Stored items
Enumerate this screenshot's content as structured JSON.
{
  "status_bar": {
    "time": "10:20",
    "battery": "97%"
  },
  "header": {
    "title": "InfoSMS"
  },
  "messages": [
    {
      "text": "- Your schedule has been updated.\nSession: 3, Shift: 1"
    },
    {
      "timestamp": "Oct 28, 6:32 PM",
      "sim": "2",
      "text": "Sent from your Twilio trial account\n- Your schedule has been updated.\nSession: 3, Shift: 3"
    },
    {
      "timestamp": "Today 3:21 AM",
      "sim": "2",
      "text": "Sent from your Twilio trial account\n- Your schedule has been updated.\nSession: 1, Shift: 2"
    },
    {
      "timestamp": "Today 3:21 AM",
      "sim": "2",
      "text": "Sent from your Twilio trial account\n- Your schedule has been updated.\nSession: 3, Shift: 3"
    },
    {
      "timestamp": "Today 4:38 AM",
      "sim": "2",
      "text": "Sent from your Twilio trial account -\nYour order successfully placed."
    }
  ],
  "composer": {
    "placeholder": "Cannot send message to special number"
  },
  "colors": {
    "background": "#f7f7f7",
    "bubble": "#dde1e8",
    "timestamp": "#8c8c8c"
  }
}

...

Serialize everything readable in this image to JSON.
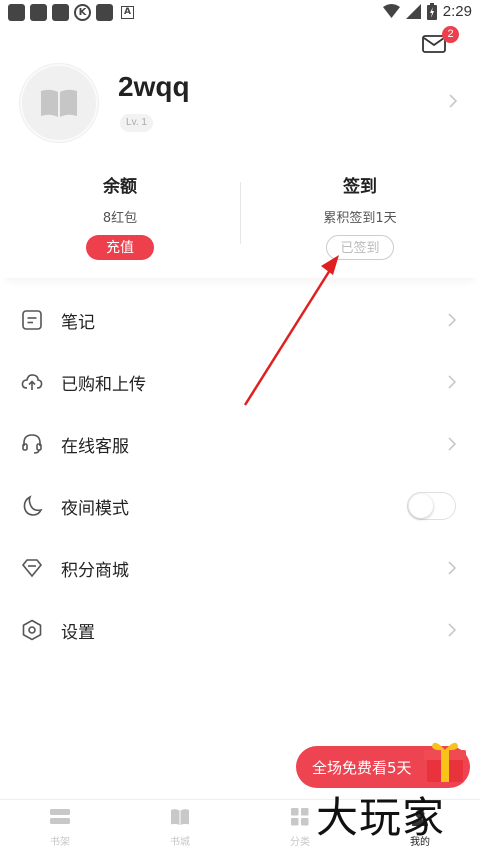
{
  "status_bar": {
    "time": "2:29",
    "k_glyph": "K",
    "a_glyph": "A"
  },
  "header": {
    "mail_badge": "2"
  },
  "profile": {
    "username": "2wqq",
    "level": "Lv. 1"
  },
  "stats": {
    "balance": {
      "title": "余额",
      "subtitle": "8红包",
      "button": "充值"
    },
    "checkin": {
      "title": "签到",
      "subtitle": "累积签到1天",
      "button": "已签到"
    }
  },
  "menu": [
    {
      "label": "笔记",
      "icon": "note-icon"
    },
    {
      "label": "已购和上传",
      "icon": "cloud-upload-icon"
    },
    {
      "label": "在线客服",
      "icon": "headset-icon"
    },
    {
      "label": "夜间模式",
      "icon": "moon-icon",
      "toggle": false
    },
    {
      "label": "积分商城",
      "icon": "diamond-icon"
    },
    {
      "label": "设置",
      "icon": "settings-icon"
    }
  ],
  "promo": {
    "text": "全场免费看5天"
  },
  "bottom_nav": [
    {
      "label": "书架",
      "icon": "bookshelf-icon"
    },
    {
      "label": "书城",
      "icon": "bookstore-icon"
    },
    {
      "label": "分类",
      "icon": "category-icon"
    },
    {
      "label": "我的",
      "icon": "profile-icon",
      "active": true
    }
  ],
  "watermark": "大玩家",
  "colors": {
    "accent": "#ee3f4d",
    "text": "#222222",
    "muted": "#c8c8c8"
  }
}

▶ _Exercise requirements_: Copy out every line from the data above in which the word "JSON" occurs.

▶ _Response to this exercise_:
Enumerate this screenshot's content as structured JSON.
Serialize everything readable in this image to JSON.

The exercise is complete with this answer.